James Lileks finally got around to seeing The Incredibles and manages to compare it to Team America and Star Wars in such a simple-yet-profound fashion as to leave me, once more, in awe of his wordsmithing skills:

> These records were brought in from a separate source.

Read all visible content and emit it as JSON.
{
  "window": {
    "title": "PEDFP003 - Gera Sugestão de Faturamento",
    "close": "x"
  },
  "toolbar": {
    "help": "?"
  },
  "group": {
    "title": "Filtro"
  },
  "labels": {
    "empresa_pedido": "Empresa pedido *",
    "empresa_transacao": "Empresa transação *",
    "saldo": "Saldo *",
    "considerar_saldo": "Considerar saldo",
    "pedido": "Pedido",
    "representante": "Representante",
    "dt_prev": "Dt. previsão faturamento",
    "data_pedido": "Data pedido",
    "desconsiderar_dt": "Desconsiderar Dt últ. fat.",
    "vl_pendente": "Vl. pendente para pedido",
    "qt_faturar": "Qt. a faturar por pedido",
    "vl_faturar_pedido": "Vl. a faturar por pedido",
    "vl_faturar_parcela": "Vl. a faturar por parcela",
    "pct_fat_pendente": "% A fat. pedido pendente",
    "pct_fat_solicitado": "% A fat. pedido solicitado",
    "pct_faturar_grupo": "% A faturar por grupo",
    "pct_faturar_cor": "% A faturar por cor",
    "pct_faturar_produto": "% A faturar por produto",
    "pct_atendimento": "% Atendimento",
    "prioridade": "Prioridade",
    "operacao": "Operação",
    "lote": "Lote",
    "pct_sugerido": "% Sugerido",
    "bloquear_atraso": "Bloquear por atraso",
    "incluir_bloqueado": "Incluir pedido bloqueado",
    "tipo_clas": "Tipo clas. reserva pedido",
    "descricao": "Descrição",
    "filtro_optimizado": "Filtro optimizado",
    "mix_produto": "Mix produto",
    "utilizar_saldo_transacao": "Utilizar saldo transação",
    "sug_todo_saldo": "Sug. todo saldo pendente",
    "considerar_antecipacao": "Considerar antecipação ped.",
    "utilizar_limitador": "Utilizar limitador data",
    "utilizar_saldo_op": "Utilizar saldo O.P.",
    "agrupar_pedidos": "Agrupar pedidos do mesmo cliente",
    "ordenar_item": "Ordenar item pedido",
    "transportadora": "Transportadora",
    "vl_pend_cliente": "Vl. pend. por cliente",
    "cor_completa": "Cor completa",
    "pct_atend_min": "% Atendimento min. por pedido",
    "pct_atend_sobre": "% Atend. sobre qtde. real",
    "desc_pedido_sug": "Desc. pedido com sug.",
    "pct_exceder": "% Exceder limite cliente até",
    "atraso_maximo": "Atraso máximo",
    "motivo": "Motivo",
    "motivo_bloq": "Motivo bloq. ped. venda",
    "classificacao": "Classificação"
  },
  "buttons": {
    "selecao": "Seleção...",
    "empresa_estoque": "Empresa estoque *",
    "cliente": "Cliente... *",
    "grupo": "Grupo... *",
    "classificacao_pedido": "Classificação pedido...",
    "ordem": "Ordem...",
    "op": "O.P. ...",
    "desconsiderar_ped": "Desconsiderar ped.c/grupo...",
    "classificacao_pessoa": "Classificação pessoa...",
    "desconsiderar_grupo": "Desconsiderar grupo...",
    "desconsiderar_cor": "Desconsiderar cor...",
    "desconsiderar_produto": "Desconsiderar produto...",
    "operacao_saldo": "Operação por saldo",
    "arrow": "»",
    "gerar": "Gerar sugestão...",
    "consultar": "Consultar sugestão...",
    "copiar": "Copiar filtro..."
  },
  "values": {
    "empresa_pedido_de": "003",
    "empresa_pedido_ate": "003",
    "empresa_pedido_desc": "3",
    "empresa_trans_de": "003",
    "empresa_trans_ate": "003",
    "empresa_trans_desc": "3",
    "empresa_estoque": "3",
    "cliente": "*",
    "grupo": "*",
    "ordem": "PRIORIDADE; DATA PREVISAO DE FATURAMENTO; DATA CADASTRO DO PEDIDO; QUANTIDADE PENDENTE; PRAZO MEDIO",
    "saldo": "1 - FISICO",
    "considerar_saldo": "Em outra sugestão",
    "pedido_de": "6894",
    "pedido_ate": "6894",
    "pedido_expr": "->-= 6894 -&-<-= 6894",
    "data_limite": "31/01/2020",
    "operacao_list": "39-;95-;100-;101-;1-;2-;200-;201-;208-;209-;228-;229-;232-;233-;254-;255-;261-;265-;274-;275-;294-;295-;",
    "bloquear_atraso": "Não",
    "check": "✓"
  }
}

Then, â€œThe Incredibles.â€ Which was. Died, went to heaven, etc. Tron me up, let me live in that world; youâ€™ll hear no complaints. More about that tomorrow; I bring it up just to compare it with the other bits of juvenile pop culture I sampled this weekend. â€œTeam Americaâ€ was made by 17 year old boys who cut class to smoke cigarettes. â€œStar Warsâ€ was made by a sophomore who was bumped ahead to the senior class because of his smarts, but never fit in and spent lunch hour drawing rocketships in his notebook. â€œThe Incrediblesâ€ was made by 30 year olds who remembered what it was like to be 16, but didnâ€™t particularly care to revisit those days, because itâ€™s so much better to be 30, with a spouse and a kid and a house and a sense that youâ€™re tied to something. Not an attitude; not some animist mumbo jumbo, but something large enough to behold and small enough to do. â€œDutyâ€ is a punchline in â€œTeam Americaâ€; itâ€™s a rote trope in Star Wars that has no more meaning than love or honor any other word that passes Lucasâ€™ cardboard lips. But it meant something in â€œThe Incredibles,â€ and all the more so because no one ever stopped to deliver a lecture on the subject. Best Pixar Movie Evar.